━━ DATA PROVIDED

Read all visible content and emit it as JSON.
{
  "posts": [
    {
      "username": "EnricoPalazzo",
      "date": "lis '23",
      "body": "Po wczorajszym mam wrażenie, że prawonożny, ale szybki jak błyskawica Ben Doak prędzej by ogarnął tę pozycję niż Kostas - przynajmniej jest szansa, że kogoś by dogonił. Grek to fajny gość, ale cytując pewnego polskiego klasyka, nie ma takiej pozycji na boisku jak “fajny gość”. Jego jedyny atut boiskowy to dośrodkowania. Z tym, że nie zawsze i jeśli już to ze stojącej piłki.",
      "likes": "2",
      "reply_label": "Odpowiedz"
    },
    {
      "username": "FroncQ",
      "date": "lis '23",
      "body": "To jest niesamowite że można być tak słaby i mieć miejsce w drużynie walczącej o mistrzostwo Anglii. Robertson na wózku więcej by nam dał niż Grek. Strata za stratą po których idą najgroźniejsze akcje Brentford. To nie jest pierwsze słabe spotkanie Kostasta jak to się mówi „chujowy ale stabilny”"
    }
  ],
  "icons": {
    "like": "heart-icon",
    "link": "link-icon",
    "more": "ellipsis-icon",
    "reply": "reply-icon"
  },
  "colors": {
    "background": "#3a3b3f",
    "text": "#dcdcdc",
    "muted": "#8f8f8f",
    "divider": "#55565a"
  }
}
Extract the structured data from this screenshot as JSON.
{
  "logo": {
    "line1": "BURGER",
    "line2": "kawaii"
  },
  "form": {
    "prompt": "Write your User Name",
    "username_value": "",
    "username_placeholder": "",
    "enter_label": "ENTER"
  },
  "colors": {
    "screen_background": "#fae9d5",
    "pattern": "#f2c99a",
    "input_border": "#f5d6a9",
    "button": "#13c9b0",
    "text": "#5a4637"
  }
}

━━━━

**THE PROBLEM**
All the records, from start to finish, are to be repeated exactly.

**RESPONSE AREA**
Read all visible content and emit it as JSON.
{
  "posts": [
    {
      "username": "EnricoPalazzo",
      "date": "lis '23",
      "body": "Po wczorajszym mam wrażenie, że prawonożny, ale szybki jak błyskawica Ben Doak prędzej by ogarnął tę pozycję niż Kostas - przynajmniej jest szansa, że kogoś by dogonił. Grek to fajny gość, ale cytując pewnego polskiego klasyka, nie ma takiej pozycji na boisku jak “fajny gość”. Jego jedyny atut boiskowy to dośrodkowania. Z tym, że nie zawsze i jeśli już to ze stojącej piłki.",
      "likes": "2",
      "reply_label": "Odpowiedz"
    },
    {
      "username": "FroncQ",
      "date": "lis '23",
      "body": "To jest niesamowite że można być tak słaby i mieć miejsce w drużynie walczącej o mistrzostwo Anglii. Robertson na wózku więcej by nam dał niż Grek. Strata za stratą po których idą najgroźniejsze akcje Brentford. To nie jest pierwsze słabe spotkanie Kostasta jak to się mówi „chujowy ale stabilny”"
    }
  ],
  "icons": {
    "like": "heart-icon",
    "link": "link-icon",
    "more": "ellipsis-icon",
    "reply": "reply-icon"
  },
  "colors": {
    "background": "#3a3b3f",
    "text": "#dcdcdc",
    "muted": "#8f8f8f",
    "divider": "#55565a"
  }
}
Extract the structured data from this screenshot as JSON.
{
  "logo": {
    "line1": "BURGER",
    "line2": "kawaii"
  },
  "form": {
    "prompt": "Write your User Name",
    "username_value": "",
    "username_placeholder": "",
    "enter_label": "ENTER"
  },
  "colors": {
    "screen_background": "#fae9d5",
    "pattern": "#f2c99a",
    "input_border": "#f5d6a9",
    "button": "#13c9b0",
    "text": "#5a4637"
  }
}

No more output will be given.